      One thing that is brought up a lot in these articles is Facebook's insane policy document on how it moderates content. The way it is structured, you are not allowed to say something like “we...

      One thing that is brought up a lot in these articles is Facebook's insane policy document on how it moderates content. The way it is structured, you are not allowed to say something like “we should kill white men,” as that would be protected by the company’s hate-speech regulation, however, saying “we should kill black children” is allowed and not covered by their rules.

      NPR's Radiolab did a really great piece on that whole issue about a year ago that I found incredibly frustrating from a moderation standpoint.

      Back in 2008 Facebook began writing a document. It was a constitution of sorts, laying out what could and what couldn’t be posted on the site. Back then, the rules were simple, outlawing nudity and gore. Today, they’re anything but.

      How do you define hate speech? Where’s the line between a joke and an attack? How much butt is too much butt? Facebook has answered these questions. And from these answers they’ve written a rulebook that all 2.2 billion of us are expected to follow. Today, we explore that rulebook. We dive into its details and untangle its logic. All the while wondering what does this mean for the future of free speech?

      6 votes
    2. stephen Link Parent
      Maybe its a bunch of journalists who started research after the Zuck/Sandberg hearings and took a while to complete their work?

      Maybe its a bunch of journalists who started research after the Zuck/Sandberg hearings and took a while to complete their work?

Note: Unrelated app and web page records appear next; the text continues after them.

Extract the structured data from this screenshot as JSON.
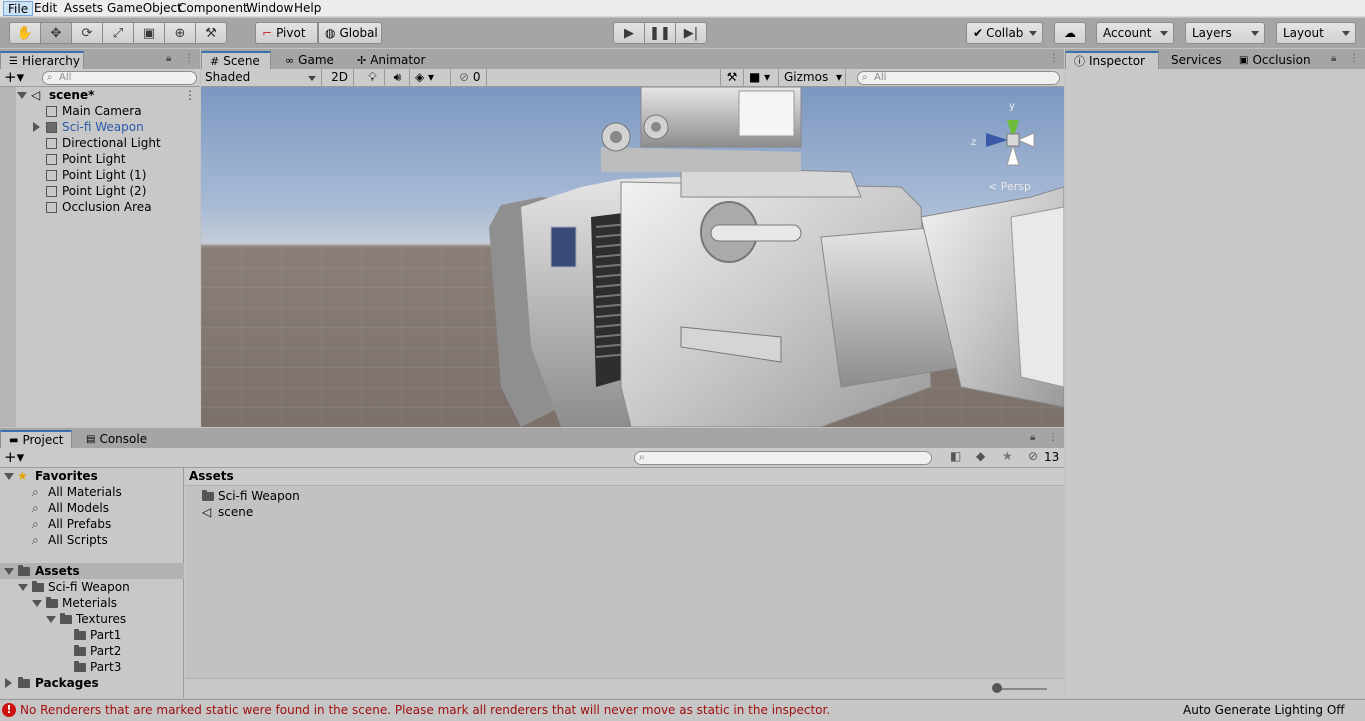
{
  "menu": [
    "File",
    "Edit",
    "Assets",
    "GameObject",
    "Component",
    "Window",
    "Help"
  ],
  "toolbar": {
    "pivot_label": "Pivot",
    "global_label": "Global",
    "collab_label": "Collab",
    "account_label": "Account",
    "layers_label": "Layers",
    "layout_label": "Layout"
  },
  "hierarchy": {
    "tab_label": "Hierarchy",
    "search_placeholder": "All",
    "scene_name": "scene*",
    "items": [
      {
        "label": "Main Camera"
      },
      {
        "label": "Sci-fi Weapon",
        "color": "#2a5aa8"
      },
      {
        "label": "Directional Light"
      },
      {
        "label": "Point Light"
      },
      {
        "label": "Point Light (1)"
      },
      {
        "label": "Point Light (2)"
      },
      {
        "label": "Occlusion Area"
      }
    ]
  },
  "scene": {
    "tabs": [
      "Scene",
      "Game",
      "Animator"
    ],
    "shading_mode": "Shaded",
    "mode_2d": "2D",
    "hidden_count": "0",
    "gizmos_label": "Gizmos",
    "search_placeholder": "All",
    "persp_label": "< Persp",
    "axis_y": "y",
    "axis_z": "z"
  },
  "inspector": {
    "tabs": [
      "Inspector",
      "Services",
      "Occlusion"
    ]
  },
  "project": {
    "tabs": [
      "Project",
      "Console"
    ],
    "hidden_count": "13",
    "favorites_label": "Favorites",
    "favorites": [
      "All Materials",
      "All Models",
      "All Prefabs",
      "All Scripts"
    ],
    "assets_label": "Assets",
    "tree": [
      {
        "label": "Sci-fi Weapon",
        "depth": 1
      },
      {
        "label": "Meterials",
        "depth": 2
      },
      {
        "label": "Textures",
        "depth": 3
      },
      {
        "label": "Part1",
        "depth": 4
      },
      {
        "label": "Part2",
        "depth": 4
      },
      {
        "label": "Part3",
        "depth": 4
      }
    ],
    "packages_label": "Packages",
    "breadcrumb": "Assets",
    "assets": [
      {
        "label": "Sci-fi Weapon",
        "icon": "folder-icon"
      },
      {
        "label": "scene",
        "icon": "unity-scene-icon"
      }
    ]
  },
  "status": {
    "message": "No Renderers that are marked static were found in the scene. Please mark all renderers that will never move as static in the inspector.",
    "lighting": "Auto Generate Lighting Off",
    "error_color": "#cc1111"
  }
}
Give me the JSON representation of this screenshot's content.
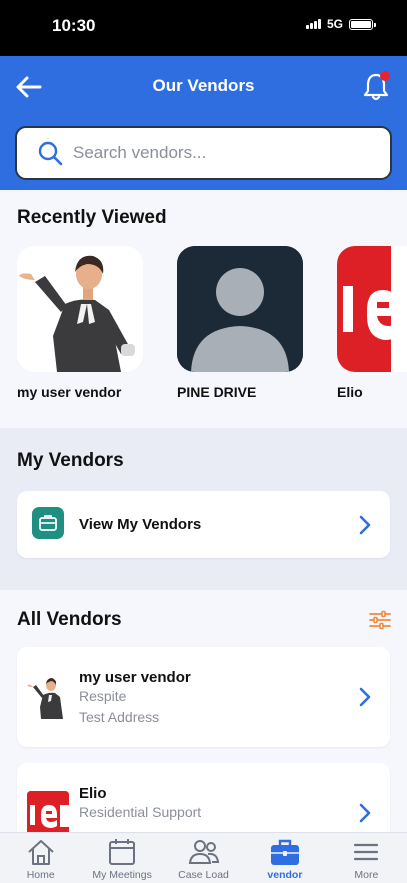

      2 votes
  3. quinns Link
    I’ve ran into this same kind of extremist hate speech en masse, there are bubbles of it on fb that you can find if you know where to look. When I simply questioned someone making the assertation...

    I’ve ran into this same kind of extremist hate speech en masse, there are bubbles of it on fb that you can find if you know where to look. When I simply questioned someone making the assertation that all but a tiny percent of men are rapists or abusers I saw them come out in droves with comments like “men are trash,” that I was a “rape apologist,” etc. I tried to point out how this language would just create a divide and that some of them knew of me in real life even and that I was obviously not the enemy, they only got quiet, but I think the scariest part is how viciously some people believe in things like this. It seemed like it was almost entertainment to them, tearing me apart, until I managed to prove to them I was a human. Usually hate exists to serve itself in little echo chambers and what we see is just the ice above the water, a scary thought.

    2 votes